Mahler's editions do not make radical changes to the scores, but if you know the works well, you'll hear changes from the opening horn calls of the Spring Symphony. Aside from the original pitches being restored, you'll find tremendous sectional clarity throughout. Mahler, who championed and admired Schumann, correctly identified that the heavy textures and somewhat clumsy dynamics were at fault in these pieces. Schumann was certainly one of the great composers, and given an intimate setting to work with, his music has no equal. In larger forms, his work is more variable, although some of that falls on conductors.

So Mahler, both a great composer and conductor, adjusts accordingly. Ironically, the creator of the centuries' most massive and controversial symphonic canon chose to de-clutter these scores and make them more chamber-like. The new editions are bright, effervescent, and respond ideally to energetic tempos and crisp playing. Whether it's the opening of the famous Rhenish or the formerly lurching Scherzo in the Spring, everything emerges anew.
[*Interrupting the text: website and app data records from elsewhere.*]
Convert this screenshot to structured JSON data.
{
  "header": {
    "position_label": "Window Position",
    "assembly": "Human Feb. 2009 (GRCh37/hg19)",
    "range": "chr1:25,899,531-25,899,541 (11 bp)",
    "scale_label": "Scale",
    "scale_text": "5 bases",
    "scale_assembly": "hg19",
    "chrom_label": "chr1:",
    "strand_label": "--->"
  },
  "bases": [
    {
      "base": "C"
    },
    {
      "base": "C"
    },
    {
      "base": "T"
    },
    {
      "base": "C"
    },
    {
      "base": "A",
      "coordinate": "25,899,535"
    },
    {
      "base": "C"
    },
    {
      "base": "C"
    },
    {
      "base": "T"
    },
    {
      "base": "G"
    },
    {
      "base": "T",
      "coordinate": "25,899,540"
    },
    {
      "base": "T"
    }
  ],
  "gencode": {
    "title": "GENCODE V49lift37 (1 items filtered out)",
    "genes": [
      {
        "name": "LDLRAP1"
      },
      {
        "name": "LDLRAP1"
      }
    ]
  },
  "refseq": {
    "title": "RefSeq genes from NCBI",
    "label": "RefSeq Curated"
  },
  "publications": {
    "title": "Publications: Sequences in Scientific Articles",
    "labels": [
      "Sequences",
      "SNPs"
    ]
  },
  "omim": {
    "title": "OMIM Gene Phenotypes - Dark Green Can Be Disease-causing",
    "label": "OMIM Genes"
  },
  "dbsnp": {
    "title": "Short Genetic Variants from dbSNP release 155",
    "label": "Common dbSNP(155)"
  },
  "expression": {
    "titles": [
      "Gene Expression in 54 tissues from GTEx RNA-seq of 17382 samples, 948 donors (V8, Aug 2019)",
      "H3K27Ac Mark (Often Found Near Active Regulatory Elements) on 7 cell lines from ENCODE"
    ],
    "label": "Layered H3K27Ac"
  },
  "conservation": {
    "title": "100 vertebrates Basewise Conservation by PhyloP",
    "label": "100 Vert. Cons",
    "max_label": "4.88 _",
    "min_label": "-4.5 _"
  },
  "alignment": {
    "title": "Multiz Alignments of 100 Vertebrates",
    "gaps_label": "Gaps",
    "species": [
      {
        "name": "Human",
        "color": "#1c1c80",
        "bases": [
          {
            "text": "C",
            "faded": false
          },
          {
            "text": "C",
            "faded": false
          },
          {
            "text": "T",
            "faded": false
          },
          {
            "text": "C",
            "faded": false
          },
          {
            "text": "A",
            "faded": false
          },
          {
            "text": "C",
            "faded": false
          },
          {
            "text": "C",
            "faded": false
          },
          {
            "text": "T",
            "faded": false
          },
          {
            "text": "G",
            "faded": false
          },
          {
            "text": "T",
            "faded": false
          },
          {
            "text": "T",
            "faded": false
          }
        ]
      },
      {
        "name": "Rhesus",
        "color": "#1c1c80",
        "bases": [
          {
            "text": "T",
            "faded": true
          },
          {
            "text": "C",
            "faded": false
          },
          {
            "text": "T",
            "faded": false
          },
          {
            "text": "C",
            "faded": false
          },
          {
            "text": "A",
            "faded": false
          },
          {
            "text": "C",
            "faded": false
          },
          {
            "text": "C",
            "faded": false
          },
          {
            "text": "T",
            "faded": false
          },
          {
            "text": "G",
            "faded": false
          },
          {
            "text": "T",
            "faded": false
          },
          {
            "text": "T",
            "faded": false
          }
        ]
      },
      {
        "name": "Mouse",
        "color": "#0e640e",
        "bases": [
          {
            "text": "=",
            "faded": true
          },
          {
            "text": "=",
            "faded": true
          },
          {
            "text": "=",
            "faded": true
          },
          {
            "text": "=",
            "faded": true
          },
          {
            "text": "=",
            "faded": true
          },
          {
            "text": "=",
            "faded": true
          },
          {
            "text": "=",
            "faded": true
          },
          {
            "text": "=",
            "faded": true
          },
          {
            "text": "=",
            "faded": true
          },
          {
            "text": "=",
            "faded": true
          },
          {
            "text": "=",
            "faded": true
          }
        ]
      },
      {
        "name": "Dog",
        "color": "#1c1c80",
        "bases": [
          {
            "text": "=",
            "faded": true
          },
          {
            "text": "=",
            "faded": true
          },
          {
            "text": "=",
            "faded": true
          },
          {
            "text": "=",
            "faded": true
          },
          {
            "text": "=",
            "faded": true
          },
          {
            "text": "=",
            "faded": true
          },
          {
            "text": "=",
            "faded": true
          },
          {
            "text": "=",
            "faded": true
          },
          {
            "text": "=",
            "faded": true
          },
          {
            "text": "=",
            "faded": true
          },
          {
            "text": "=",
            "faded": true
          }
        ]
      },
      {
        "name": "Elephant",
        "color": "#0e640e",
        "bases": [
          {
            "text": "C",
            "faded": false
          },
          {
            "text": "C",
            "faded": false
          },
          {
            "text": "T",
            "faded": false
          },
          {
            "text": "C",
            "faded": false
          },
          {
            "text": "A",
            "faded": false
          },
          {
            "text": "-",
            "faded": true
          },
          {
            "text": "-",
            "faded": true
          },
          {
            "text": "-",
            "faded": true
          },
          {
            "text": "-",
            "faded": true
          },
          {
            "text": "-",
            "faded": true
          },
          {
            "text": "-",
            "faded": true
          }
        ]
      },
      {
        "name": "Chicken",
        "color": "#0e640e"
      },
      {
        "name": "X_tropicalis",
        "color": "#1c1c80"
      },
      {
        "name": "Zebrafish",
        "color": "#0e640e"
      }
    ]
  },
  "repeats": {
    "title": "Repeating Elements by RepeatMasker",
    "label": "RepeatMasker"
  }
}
You get the feeling that, had Schumann's work with orchestra not caused him such consternation and distress, that this is akin to how this music would have turned out.

But I said before, Schumann's symphonic works demand excellence from the podium. A merely good performance of Beethoven's Symphony #5 will still get a standing ovation, but a mediocre performance of a Schumann symphony will send everyone to sleep. Chailly has – unsurprisingly – recorded these works before for Decca, and hardly anyone ever mentions them. Thankfully, these renditions embody the best qualities of a successful Schumann performance. They thrill, the playing is exemplary, and the generally quick tempos add – rather than detract – from the overall project.

As for comparisons, the performances resemble Szell in terms of their intensity and balances, but simply sound better. The original review on Classical Net mentioned Giulini and Furtwängler as more compelling Schumann. Yes and no. Should you believe Schumann thrives only on a traditional "Germanic" approach, you may not care for this set. Should you appreciate the work of David Zinman and the lighter "period-influenced" school, or should you simply be open-minded, this will likely prove eye-opening. With any composer, multiple approaches are welcome, and essential. The old-fashioned feel of a Giulini performance is just as majestic and heartfelt as the day it hit the shelves as an LP. Klemperer is heavier still, but much beloved. These readings are compelling in their own right, a tribute to two great composers and their love of the symphony. I urge you to give this a chance.

Copyright © 2014, Brian Wigman

Trumpet